The key to understanding solutions to such equations y^{¢} = f(y) is to find equilibrium solutions, that is, solutions y = constant =c . Such solutions have derivative 0, and so for such solutions we must have f(c) = 0. The basic idea is that these equilibrium solutions tell us a great deal about the behavior of every solution to the differential equation.
If the function f(y) is continuous, then between the zeroes of f (i.e., the equilibrium solutions of the differential equation) f has all the same sign, and so for the solutions, y^{¢} has the same sign, so y(t) is either always increasing or always decreasing.
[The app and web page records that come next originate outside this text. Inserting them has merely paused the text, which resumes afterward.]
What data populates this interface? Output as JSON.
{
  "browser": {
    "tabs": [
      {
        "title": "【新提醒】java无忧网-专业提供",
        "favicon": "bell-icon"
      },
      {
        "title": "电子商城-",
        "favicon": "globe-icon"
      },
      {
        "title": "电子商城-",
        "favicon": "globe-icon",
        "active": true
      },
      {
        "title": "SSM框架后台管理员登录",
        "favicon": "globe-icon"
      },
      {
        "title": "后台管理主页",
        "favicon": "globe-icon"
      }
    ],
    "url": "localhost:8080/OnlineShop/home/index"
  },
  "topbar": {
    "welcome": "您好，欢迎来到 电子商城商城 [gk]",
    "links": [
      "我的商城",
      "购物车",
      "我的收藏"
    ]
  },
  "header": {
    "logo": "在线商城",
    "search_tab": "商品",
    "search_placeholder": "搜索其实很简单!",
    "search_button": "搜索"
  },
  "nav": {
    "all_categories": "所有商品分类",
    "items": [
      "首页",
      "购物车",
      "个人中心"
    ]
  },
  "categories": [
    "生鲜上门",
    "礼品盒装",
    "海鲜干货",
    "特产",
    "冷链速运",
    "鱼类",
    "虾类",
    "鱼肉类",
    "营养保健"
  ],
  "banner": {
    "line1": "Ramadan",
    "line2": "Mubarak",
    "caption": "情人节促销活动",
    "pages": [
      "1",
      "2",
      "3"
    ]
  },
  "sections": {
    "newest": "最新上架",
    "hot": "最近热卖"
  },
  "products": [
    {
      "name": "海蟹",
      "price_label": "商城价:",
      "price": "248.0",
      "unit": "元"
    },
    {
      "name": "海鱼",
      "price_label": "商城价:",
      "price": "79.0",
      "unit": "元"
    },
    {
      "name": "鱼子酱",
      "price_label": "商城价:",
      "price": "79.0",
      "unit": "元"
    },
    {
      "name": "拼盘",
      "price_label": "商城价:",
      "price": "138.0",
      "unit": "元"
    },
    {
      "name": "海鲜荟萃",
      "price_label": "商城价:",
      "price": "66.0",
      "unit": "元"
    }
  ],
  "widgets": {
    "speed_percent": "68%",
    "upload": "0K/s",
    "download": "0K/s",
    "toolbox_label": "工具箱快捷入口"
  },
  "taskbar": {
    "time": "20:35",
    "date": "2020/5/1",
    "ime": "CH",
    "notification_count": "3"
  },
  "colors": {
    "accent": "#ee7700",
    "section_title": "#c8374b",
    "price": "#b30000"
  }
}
It cannot cross the equilibrium solutions, since this would violate the uniqueness of solutions to our differential equation. (Here we assume that the derivative of f is also continuous.) If a solution curve becomes asymptotic to a horizontal line, that line must be an equilibrium solution, because the tangent lines along our solution must be becoming horizontal, i.e., f(y(t)) = f(y) is approaching 0 = f(limit of y(t)).
Therefore, the structure of the solutions is very simple; between consecutive equilibrium solutions, the solutions increase or decrease monotonically from one equilibrium to the other. This allows us to classify equilibrium solutions as one of three kinds: stable equilibria, where nearby solutions all converge back to the equilibrium, unstable equilibria, where nearby solutions all diverge away from the equilibrium, and semistable equilibria or nodes, where on one side the solutions converge back, and on the other they diverge away.
The easiest way to assemble this data is to plot the roots of f on a number line (called the phase line, and then determine the sign of f in the intervals in between. Where it is positive, solutions move to the right (i.e., up), while where it is negative they move left. Marking these as arrows, a stable equilibrium has arrows on both sides pointing towards it, and an unstable equilibrium has both arrows pointing away.